Who gets the extra $15 million? A federal judge in NYC telecom case wants to know

USATODAY - Tech Top Stories

File photo taken in 2013 shows a Sprint logo is displayed on a smart phone in Montpelier, Vt. (Photo: Toby Talbot, AP) NEW YORK Of the thousands of lawsuits meandering through Manhattan federal court, few may be more curious than the matter that brings together a major U.S. telecommunications company, a federal regulator, state legal officials, an attentive judge, and $15.14 million up for grabs. Starring Sprint, (S) the nation's fourth-largest wireless carrier, the court drama opened in 2014 when the Consumer Financial Protection Bureau accused the Kansas-based company of "cramming" -- allowing unauthorized third-party to add fraudulent charges to customers' cell phone bills. Victims were billed without their consent after they unwittingly clicked on purported "free" digital content such as ringtones or daily horoscopes, the CFPB said in a federal court filing. Scene II featured Sprint and the CFPB seeking approval of a $50 million proposed settlement designed to repay affected customers. The deal proposed that any leftover money would go to the U.S. Treasury, where it would benefit taxpayers.

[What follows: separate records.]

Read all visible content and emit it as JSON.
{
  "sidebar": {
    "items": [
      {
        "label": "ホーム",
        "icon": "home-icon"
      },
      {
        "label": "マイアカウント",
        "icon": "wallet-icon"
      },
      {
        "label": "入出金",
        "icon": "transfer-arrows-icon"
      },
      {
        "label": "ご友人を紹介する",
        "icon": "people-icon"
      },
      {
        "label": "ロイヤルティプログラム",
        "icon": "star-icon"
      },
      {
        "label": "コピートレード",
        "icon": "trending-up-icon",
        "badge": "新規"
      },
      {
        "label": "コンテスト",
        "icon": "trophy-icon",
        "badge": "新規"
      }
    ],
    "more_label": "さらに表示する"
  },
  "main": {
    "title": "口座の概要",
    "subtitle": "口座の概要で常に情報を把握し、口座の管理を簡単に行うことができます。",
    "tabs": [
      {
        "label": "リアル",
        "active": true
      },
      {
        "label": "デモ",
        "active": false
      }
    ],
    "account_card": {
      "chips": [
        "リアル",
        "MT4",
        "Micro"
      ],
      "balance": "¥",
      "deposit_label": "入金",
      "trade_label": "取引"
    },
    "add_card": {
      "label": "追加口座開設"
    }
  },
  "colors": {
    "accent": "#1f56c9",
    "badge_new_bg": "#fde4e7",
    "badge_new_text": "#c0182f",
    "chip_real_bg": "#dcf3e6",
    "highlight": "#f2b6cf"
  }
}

Who gets the extra $15 million? A federal judge in telecom case wants to know

USATODAY - Tech Top Stories

File photo taken in 2013 shows a Sprint logo is displayed on a smart phone in Montpelier, Vt. (Photo: Toby Talbot, AP) NEW YORK Of the thousands of lawsuits meandering through Manhattan federal court, few may be more curious than the matter that brings together a major U.S. telecommunications company, a federal regulator, state legal officials, an attentive judge, and $15.14 million up for grabs. Starring Sprint, (S) the nation's fourth-largest wireless carrier, the court drama opened in 2014 when the Consumer Financial Protection Bureau accused the Kansas-based company of "cramming" -- allowing unauthorized third-party to add fraudulent charges to customers' cell phone bills. Victims were billed without their consent after they unwittingly clicked on purported "free" digital content such as ringtones or daily horoscopes, the CFPB said in a federal court filing. Scene II featured Sprint and the CFPB seeking approval of a $50 million proposed settlement designed to repay affected customers. The deal proposed that any leftover money would go to the U.S. Treasury, where it would benefit taxpayers.


Ferguson-Legislature Spat Highlights Attorney General's Role

U.S. News

In an email to the Legislature's legal team, one of Ferguson's top advisers, Solicitor General Noah Purcell, dismissed concerns about any conflict of interest. He noted that unlike private law firms, public firms -- such as the Attorney General's Office or prosecuting attorneys -- must sometimes represent clients whose interests don't align. In such cases, they set up "screens," ensuring that employees involved in one client's case don't work on or become privy to confidential information about the other client's.